WORK REQUEST: The number of lines holding the string "name" is all that is wanted; count them in the records below.

Data excerpts
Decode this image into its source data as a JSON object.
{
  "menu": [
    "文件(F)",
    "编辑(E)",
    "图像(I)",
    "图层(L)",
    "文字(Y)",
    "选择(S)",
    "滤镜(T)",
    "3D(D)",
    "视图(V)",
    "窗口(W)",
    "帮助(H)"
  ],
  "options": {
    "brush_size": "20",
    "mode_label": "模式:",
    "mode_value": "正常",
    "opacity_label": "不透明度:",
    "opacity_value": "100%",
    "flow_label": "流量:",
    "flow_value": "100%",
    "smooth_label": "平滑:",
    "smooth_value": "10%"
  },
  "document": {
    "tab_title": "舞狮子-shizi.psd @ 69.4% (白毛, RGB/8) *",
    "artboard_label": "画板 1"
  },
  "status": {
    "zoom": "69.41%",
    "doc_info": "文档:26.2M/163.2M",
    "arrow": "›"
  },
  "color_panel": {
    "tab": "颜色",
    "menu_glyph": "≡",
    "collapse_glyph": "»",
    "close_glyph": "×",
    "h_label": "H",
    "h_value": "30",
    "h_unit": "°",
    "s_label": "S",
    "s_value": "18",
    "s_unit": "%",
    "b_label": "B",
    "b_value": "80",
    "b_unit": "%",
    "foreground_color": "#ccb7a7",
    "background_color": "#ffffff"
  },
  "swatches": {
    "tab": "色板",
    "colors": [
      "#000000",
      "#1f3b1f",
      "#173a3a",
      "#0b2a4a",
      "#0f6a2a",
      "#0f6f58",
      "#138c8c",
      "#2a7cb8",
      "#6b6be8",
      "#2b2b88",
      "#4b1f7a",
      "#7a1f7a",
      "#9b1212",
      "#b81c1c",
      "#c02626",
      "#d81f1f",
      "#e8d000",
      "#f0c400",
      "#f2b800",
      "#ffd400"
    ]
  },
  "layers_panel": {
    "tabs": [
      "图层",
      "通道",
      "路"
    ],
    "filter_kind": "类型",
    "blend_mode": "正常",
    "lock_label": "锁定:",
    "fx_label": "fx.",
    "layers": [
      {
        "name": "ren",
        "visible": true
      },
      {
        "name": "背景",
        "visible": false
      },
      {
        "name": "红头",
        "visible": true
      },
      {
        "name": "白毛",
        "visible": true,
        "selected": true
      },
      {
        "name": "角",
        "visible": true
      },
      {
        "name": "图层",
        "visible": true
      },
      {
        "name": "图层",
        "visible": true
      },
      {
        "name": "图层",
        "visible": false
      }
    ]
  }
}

RESULT: 8